only RM 100 million. Pressed for an explanation, he said, "Look,
I sold you a going concern. Now what is it? My editorial staff is
sacked, the writers have quit, the readers are boycotting the paper,
and the advertisers are alienated and withdrawing their support.
You have destroyed my newspaper, and now you want me to buy it back.
You should be glad I'm willing to give you RM 100 million."
The leaders of the party are seriously divided over the entire
issue, and there is to be a bloodbath later, no matter how the newspaper
purchase goes. For the members, if they support the purchase they
are buying a dead cat at a ridiculously high price, one they cannot
afford.
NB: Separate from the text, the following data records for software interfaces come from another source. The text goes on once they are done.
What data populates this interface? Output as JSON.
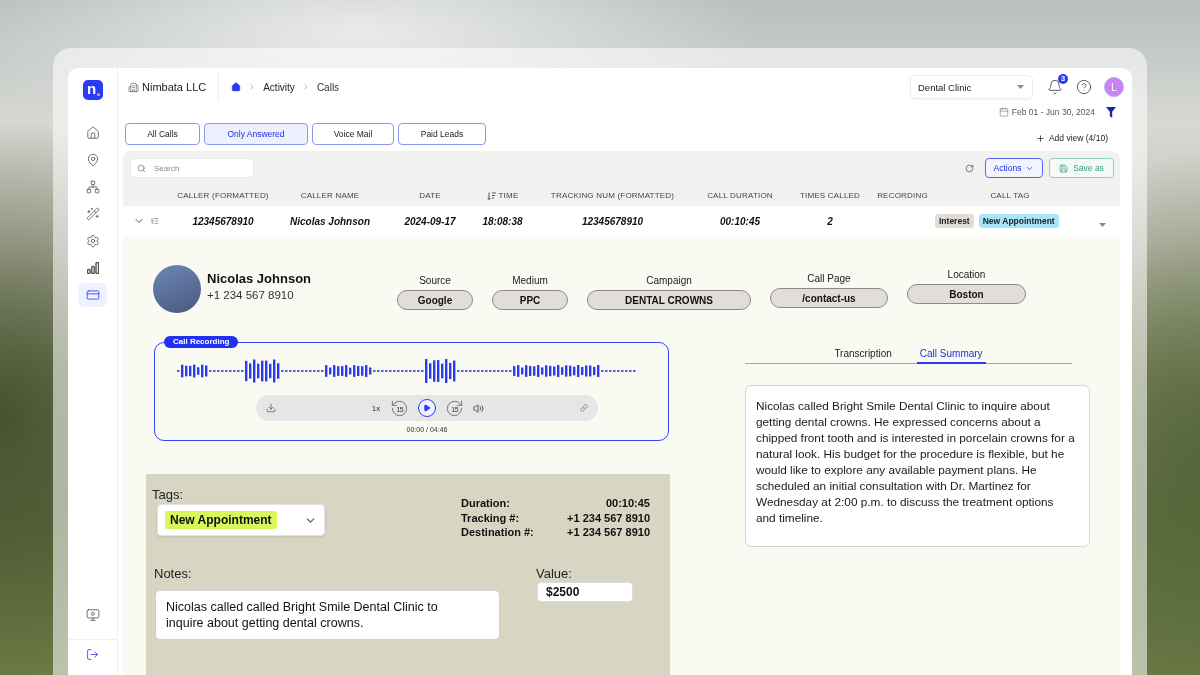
{
  "logo": "n",
  "workspace": {
    "name": "Nimbata LLC"
  },
  "breadcrumb": [
    "Activity",
    "Calls"
  ],
  "account_select": {
    "value": "Dental Clinic"
  },
  "notifications": {
    "count": "3"
  },
  "user": {
    "initial": "L"
  },
  "date_range": "Feb 01 - Jun 30, 2024",
  "sidebar": {
    "items": [
      {
        "selected": false
      },
      {
        "selected": false
      },
      {
        "selected": false
      },
      {
        "selected": false
      },
      {
        "selected": false
      },
      {
        "selected": false
      },
      {
        "selected": true
      }
    ]
  },
  "tabs": [
    {
      "label": "All Calls",
      "selected": false
    },
    {
      "label": "Only Answered",
      "selected": true
    },
    {
      "label": "Voice Mail",
      "selected": false
    },
    {
      "label": "Paid Leads",
      "selected": false
    }
  ],
  "add_view": "Add view (4/10)",
  "toolbar": {
    "search": {
      "placeholder": "Search"
    },
    "actions": "Actions",
    "save": "Save as"
  },
  "table": {
    "columns": [
      {
        "label": "CALLER (FORMATTED)",
        "sorted": false
      },
      {
        "label": "CALLER NAME",
        "sorted": false
      },
      {
        "label": "DATE",
        "sorted": false
      },
      {
        "label": "TIME",
        "sorted": true
      },
      {
        "label": "TRACKING NUM (FORMATTED)",
        "sorted": false
      },
      {
        "label": "CALL DURATION",
        "sorted": false
      },
      {
        "label": "TIMES CALLED",
        "sorted": false
      },
      {
        "label": "RECORDING",
        "sorted": false
      },
      {
        "label": "CALL TAG",
        "sorted": false
      }
    ],
    "rows": [
      {
        "expanded": true,
        "cells": [
          "12345678910",
          "Nicolas Johnson",
          "2024-09-17",
          "18:08:38",
          "12345678910",
          "00:10:45",
          "2"
        ],
        "tags": [
          {
            "label": "Interest",
            "color": "#e2dcd8"
          },
          {
            "label": "New Appointment",
            "color": "#a9e5f8"
          }
        ]
      }
    ]
  },
  "call_detail": {
    "contact": {
      "name": "Nicolas Johnson",
      "phone": "+1 234 567 8910"
    },
    "attributes": [
      {
        "label": "Source",
        "value": "Google"
      },
      {
        "label": "Medium",
        "value": "PPC"
      },
      {
        "label": "Campaign",
        "value": "DENTAL CROWNS"
      },
      {
        "label": "Call Page",
        "value": "/contact-us"
      },
      {
        "label": "Location",
        "value": "Boston"
      }
    ],
    "recording": {
      "title": "Call Recording",
      "speed": "1x",
      "rewind": "15",
      "forward": "15",
      "time": "00:00 / 04:46"
    },
    "summary_tabs": [
      {
        "label": "Transcription",
        "selected": false
      },
      {
        "label": "Call Summary",
        "selected": true
      }
    ],
    "summary": "Nicolas called Bright Smile Dental Clinic to inquire about getting dental crowns. He expressed concerns about a chipped front tooth and is interested in porcelain crowns for a natural look. His budget for the procedure is flexible, but he would like to explore any available payment plans. He scheduled an initial consultation with Dr. Martinez for Wednesday at 2:00 p.m. to discuss the treatment options and timeline.",
    "tags": {
      "label": "Tags:",
      "value": "New Appointment"
    },
    "stats": [
      {
        "label": "Duration:",
        "value": "00:10:45"
      },
      {
        "label": "Tracking #:",
        "value": "+1 234 567 8910"
      },
      {
        "label": "Destination #:",
        "value": "+1 234 567 8910"
      }
    ],
    "notes": {
      "label": "Notes:",
      "value": "Nicolas called called Bright Smile Dental Clinic to inquire about getting dental crowns."
    },
    "value": {
      "label": "Value:",
      "value": "$2500"
    }
  }
}
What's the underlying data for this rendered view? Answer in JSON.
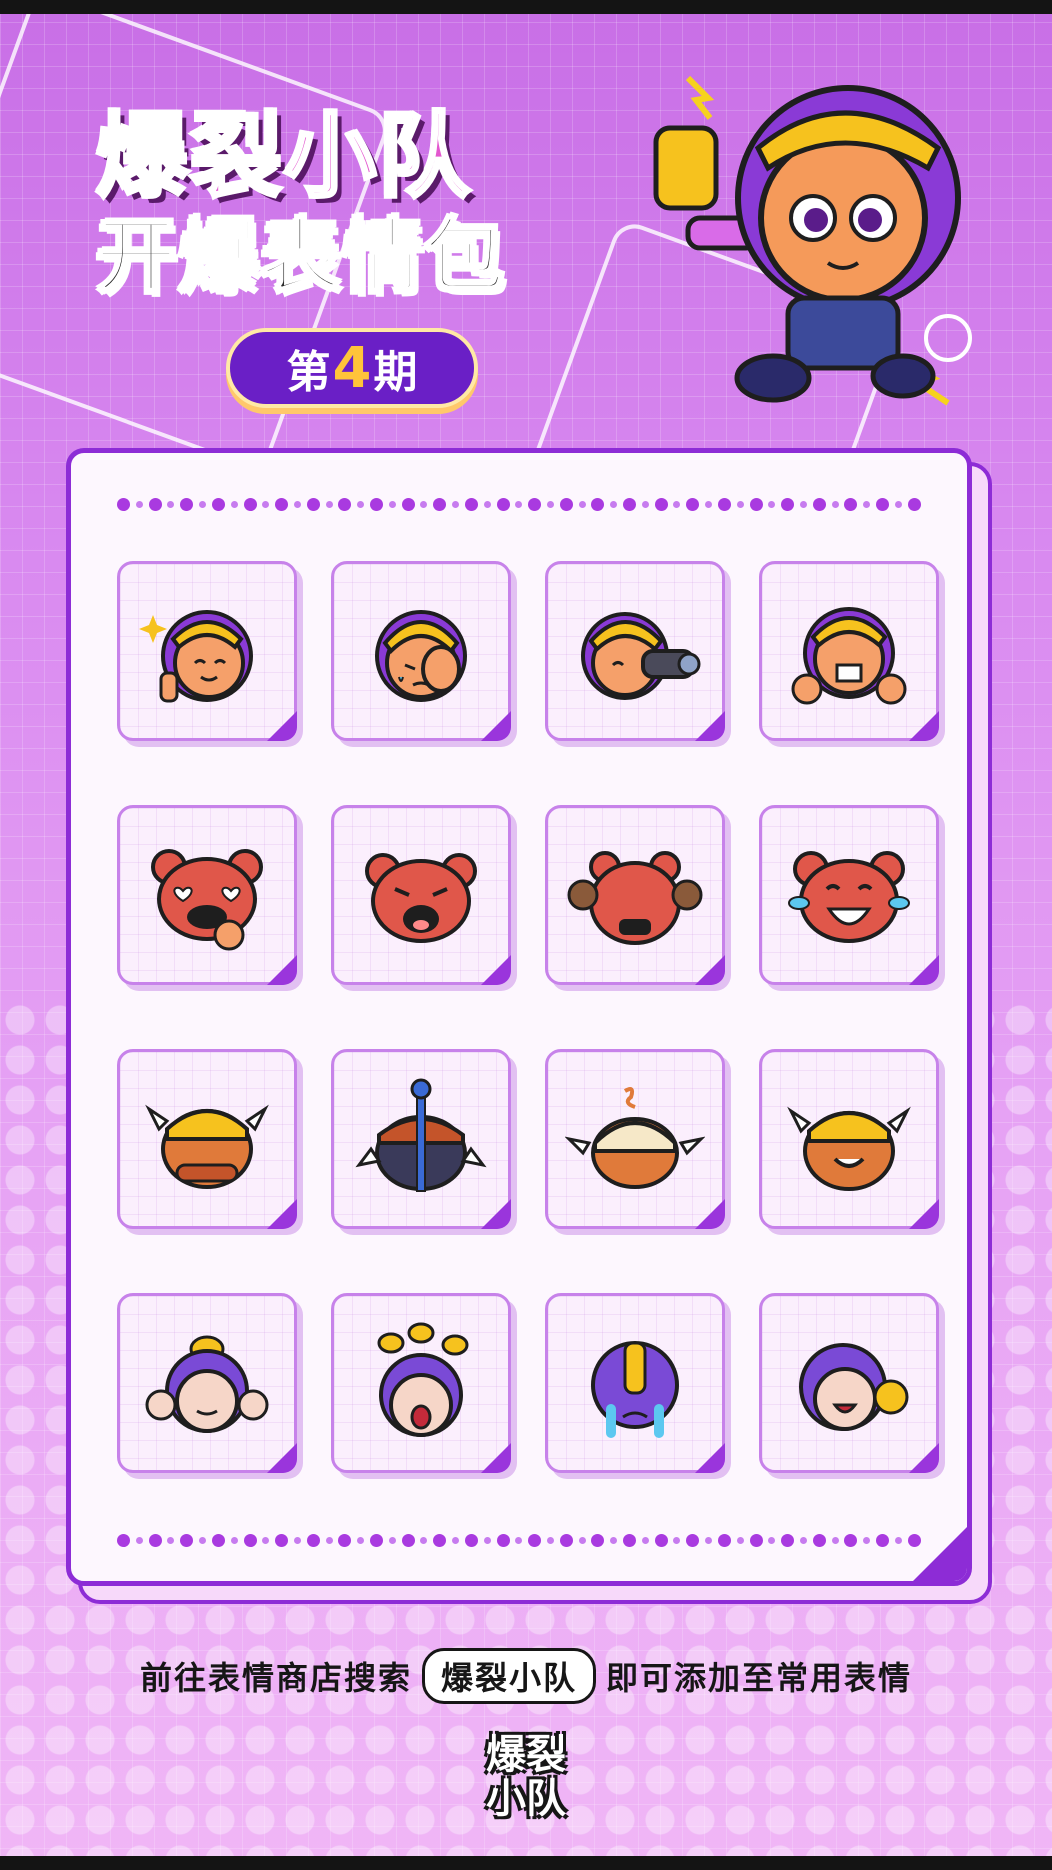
{
  "header": {
    "title_line1": "爆裂小队",
    "title_line2": "开爆表情包",
    "issue_prefix": "第",
    "issue_number": "4",
    "issue_suffix": "期"
  },
  "colors": {
    "accent_purple": "#8d2cd6",
    "title_pink": "#e357cf",
    "pill_purple": "#6a1fc6",
    "number_yellow": "#ffc43a"
  },
  "stickers": [
    {
      "icon": "shelly-peace-wink-icon"
    },
    {
      "icon": "shelly-facepalm-icon"
    },
    {
      "icon": "shelly-binoculars-icon"
    },
    {
      "icon": "shelly-grin-thumbs-icon"
    },
    {
      "icon": "bear-heart-eyes-icon"
    },
    {
      "icon": "bear-crying-icon"
    },
    {
      "icon": "bear-hands-up-icon"
    },
    {
      "icon": "bear-laugh-tears-icon"
    },
    {
      "icon": "winged-helmet-arms-crossed-icon"
    },
    {
      "icon": "winged-helmet-scepter-icon"
    },
    {
      "icon": "winged-helmet-sleeping-icon"
    },
    {
      "icon": "winged-helmet-giggle-icon"
    },
    {
      "icon": "bee-hood-flex-icon"
    },
    {
      "icon": "bee-hood-shouting-icon"
    },
    {
      "icon": "bee-hood-crying-icon"
    },
    {
      "icon": "bee-hood-laughing-icon"
    }
  ],
  "footer": {
    "text_before": "前往表情商店搜索",
    "search_tag": "爆裂小队",
    "text_after": "即可添加至常用表情",
    "logo_line1": "爆裂",
    "logo_line2": "小队"
  }
}
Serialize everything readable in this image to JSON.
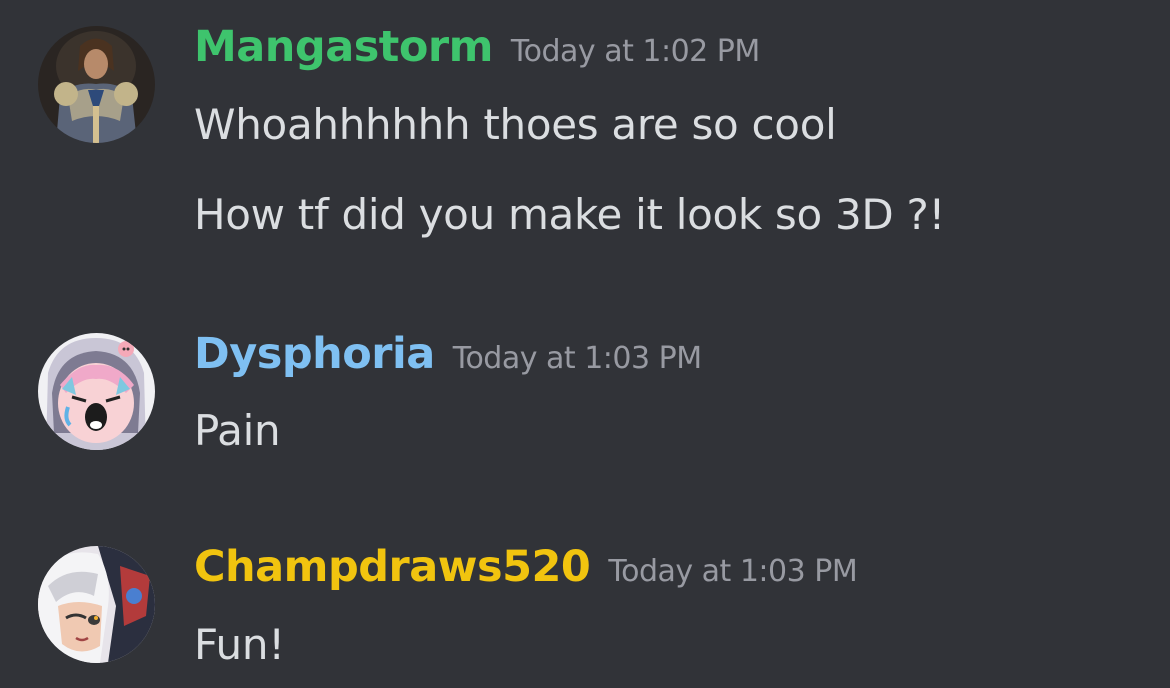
{
  "colors": {
    "background": "#313338",
    "message_text": "#dbdee1",
    "timestamp": "#989aa2"
  },
  "messages": [
    {
      "username": "Mangastorm",
      "username_color": "#3ec46d",
      "timestamp": "Today at 1:02 PM",
      "avatar_icon": "armored-knight-avatar",
      "lines": [
        "Whoahhhhhh thoes are so cool",
        "How tf did you make it look so 3D ?!"
      ]
    },
    {
      "username": "Dysphoria",
      "username_color": "#7fc0f2",
      "timestamp": "Today at 1:03 PM",
      "avatar_icon": "screaming-anime-girl-avatar",
      "lines": [
        "Pain"
      ]
    },
    {
      "username": "Champdraws520",
      "username_color": "#f1c40f",
      "timestamp": "Today at 1:03 PM",
      "avatar_icon": "white-haired-anime-character-avatar",
      "lines": [
        "Fun!"
      ]
    }
  ]
}
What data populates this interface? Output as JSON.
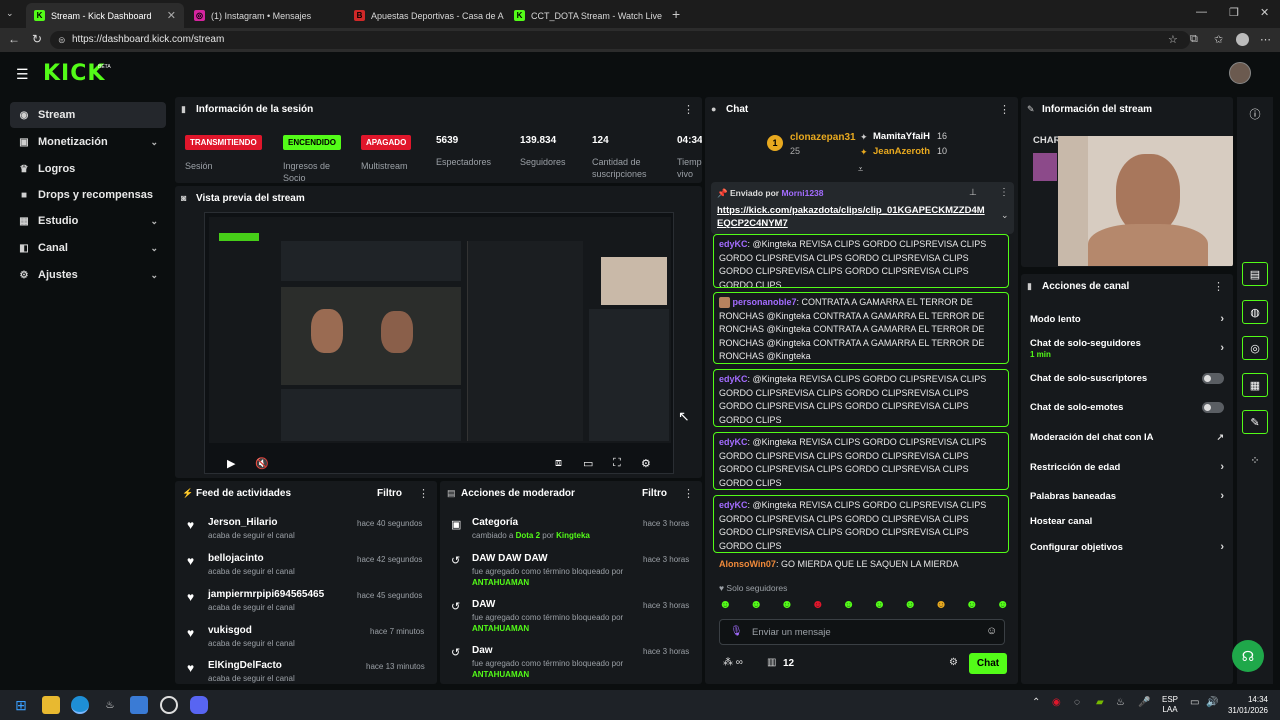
{
  "browser": {
    "tabs": [
      {
        "title": "Stream - Kick Dashboard",
        "active": true
      },
      {
        "title": "(1) Instagram • Mensajes",
        "active": false
      },
      {
        "title": "Apuestas Deportivas - Casa de Ap",
        "active": false
      },
      {
        "title": "CCT_DOTA Stream - Watch Live on",
        "active": false
      }
    ],
    "url": "https://dashboard.kick.com/stream"
  },
  "brand": {
    "logo": "KICK",
    "beta": "BETA",
    "accent": "#53fc18"
  },
  "sidebar": {
    "items": [
      {
        "label": "Stream",
        "icon": "broadcast-icon",
        "active": true
      },
      {
        "label": "Monetización",
        "icon": "money-icon",
        "chevron": true
      },
      {
        "label": "Logros",
        "icon": "trophy-icon"
      },
      {
        "label": "Drops y recompensas",
        "icon": "gift-icon"
      },
      {
        "label": "Estudio",
        "icon": "studio-icon",
        "chevron": true
      },
      {
        "label": "Canal",
        "icon": "channel-icon",
        "chevron": true
      },
      {
        "label": "Ajustes",
        "icon": "gear-icon",
        "chevron": true
      }
    ]
  },
  "session": {
    "title": "Información de la sesión",
    "stats": [
      {
        "badge": "TRANSMITIENDO",
        "label": "Sesión",
        "color": "#e0162b"
      },
      {
        "badge": "ENCENDIDO",
        "label": "Ingresos de Socio",
        "color": "#53fc18"
      },
      {
        "badge": "APAGADO",
        "label": "Multistream",
        "color": "#e0162b"
      },
      {
        "value": "5639",
        "label": "Espectadores"
      },
      {
        "value": "139.834",
        "label": "Seguidores"
      },
      {
        "value": "124",
        "label": "Cantidad de suscripciones"
      },
      {
        "value": "04:34",
        "label": "Tiempo en vivo"
      }
    ]
  },
  "preview": {
    "title": "Vista previa del stream"
  },
  "activity": {
    "title": "Feed de actividades",
    "filter": "Filtro",
    "items": [
      {
        "name": "Jerson_Hilario",
        "action": "acaba de seguir el canal",
        "time": "hace 40 segundos"
      },
      {
        "name": "bellojacinto",
        "action": "acaba de seguir el canal",
        "time": "hace 42 segundos"
      },
      {
        "name": "jampiermrpipi694565465",
        "action": "acaba de seguir el canal",
        "time": "hace 45 segundos"
      },
      {
        "name": "vukisgod",
        "action": "acaba de seguir el canal",
        "time": "hace 7 minutos"
      },
      {
        "name": "ElKingDelFacto",
        "action": "acaba de seguir el canal",
        "time": "hace 13 minutos"
      }
    ]
  },
  "modactions": {
    "title": "Acciones de moderador",
    "filter": "Filtro",
    "items": [
      {
        "title": "Categoría",
        "line1": "cambiado a",
        "target": "Dota 2",
        "mid": "por",
        "by": "Kingteka",
        "time": "hace 3 horas"
      },
      {
        "title": "DAW DAW DAW",
        "line1": "fue agregado como término bloqueado por",
        "by": "ANTAHUAMAN",
        "time": "hace 3 horas"
      },
      {
        "title": "DAW",
        "line1": "fue agregado como término bloqueado por",
        "by": "ANTAHUAMAN",
        "time": "hace 3 horas"
      },
      {
        "title": "Daw",
        "line1": "fue agregado como término bloqueado por",
        "by": "ANTAHUAMAN",
        "time": "hace 3 horas"
      }
    ]
  },
  "chat": {
    "title": "Chat",
    "leaders": [
      {
        "name": "clonazepan31",
        "count": "25"
      },
      {
        "name": "MamitaYfaiH",
        "count": "16"
      },
      {
        "name": "JeanAzeroth",
        "count": "10"
      }
    ],
    "pinned": {
      "label": "Enviado por",
      "by": "Morni1238",
      "link": "https://kick.com/pakazdota/clips/clip_01KGAPECKMZZD4MEQCP2C4NYM7"
    },
    "messages": [
      {
        "user": "edyKC",
        "text": "@Kingteka REVISA CLIPS GORDO CLIPSREVISA CLIPS GORDO CLIPSREVISA CLIPS GORDO CLIPSREVISA CLIPS GORDO CLIPSREVISA CLIPS GORDO CLIPSREVISA CLIPS GORDO CLIPS"
      },
      {
        "user": "personanoble7",
        "text": "CONTRATA A GAMARRA EL TERROR DE RONCHAS @Kingteka CONTRATA A GAMARRA EL TERROR DE RONCHAS @Kingteka CONTRATA A GAMARRA EL TERROR DE RONCHAS @Kingteka CONTRATA A GAMARRA EL TERROR DE RONCHAS @Kingteka"
      },
      {
        "user": "edyKC",
        "text": "@Kingteka REVISA CLIPS GORDO CLIPSREVISA CLIPS GORDO CLIPSREVISA CLIPS GORDO CLIPSREVISA CLIPS GORDO CLIPSREVISA CLIPS GORDO CLIPSREVISA CLIPS GORDO CLIPS"
      },
      {
        "user": "edyKC",
        "text": "@Kingteka REVISA CLIPS GORDO CLIPSREVISA CLIPS GORDO CLIPSREVISA CLIPS GORDO CLIPSREVISA CLIPS GORDO CLIPSREVISA CLIPS GORDO CLIPSREVISA CLIPS GORDO CLIPS"
      },
      {
        "user": "edyKC",
        "text": "@Kingteka REVISA CLIPS GORDO CLIPSREVISA CLIPS GORDO CLIPSREVISA CLIPS GORDO CLIPSREVISA CLIPS GORDO CLIPSREVISA CLIPS GORDO CLIPSREVISA CLIPS GORDO CLIPS"
      }
    ],
    "plain": {
      "user": "AlonsoWin07",
      "text": "GO MIERDA QUE LE SAQUEN LA MIERDA"
    },
    "mode": "Solo seguidores",
    "placeholder": "Enviar un mensaje",
    "viewers": "12",
    "send": "Chat"
  },
  "streaminfo": {
    "title": "Información del stream",
    "stream_title": "CHARLANDO CON LOS AMIGOS"
  },
  "channelactions": {
    "title": "Acciones de canal",
    "rows": [
      {
        "label": "Modo lento",
        "type": "chevron"
      },
      {
        "label": "Chat de solo-seguidores",
        "sub": "1 min",
        "type": "chevron"
      },
      {
        "label": "Chat de solo-suscriptores",
        "type": "toggle"
      },
      {
        "label": "Chat de solo-emotes",
        "type": "toggle"
      },
      {
        "label": "Moderación del chat con IA",
        "type": "external"
      },
      {
        "label": "Restricción de edad",
        "type": "chevron"
      },
      {
        "label": "Palabras baneadas",
        "type": "chevron"
      },
      {
        "label": "Hostear canal",
        "type": "none"
      },
      {
        "label": "Configurar objetivos",
        "type": "chevron"
      }
    ]
  },
  "taskbar": {
    "lang": "ESP",
    "layout": "LAA",
    "time": "14:34",
    "date": "31/01/2026"
  }
}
To do this they are putting their prize possession, The Star,
at risk. The purchase is to require large sums of money for years
into the future. All this for what? Will the readers ever return?
Will the advertisers revolt against sister newspaper, The Star, also?
Will the new newspaper bring back the Chinese vote, as planned? Will
a vote of approval mean the bankruptcy of the MCA?
Yet if they vote to kill the transaction, there will be a personal
price to pay. The leader, Ling, will be rebuked, and probably he
and all his friends will eventually be forced from the MCA. The party
itself will lose further face with the Chinese community and Malaysians
in general. The ministers who oppose the purchase have been told
their fate is sealed. They must succeed to survive. They appear to
have the Chinese community behind them. The BN cannot survive without
the Chinese vote. For the party-in-power it is a desperate and serious
situation. It will be an interesting meeting.
Link Reference : Harun Rashid Worldview: Buying A Newspaper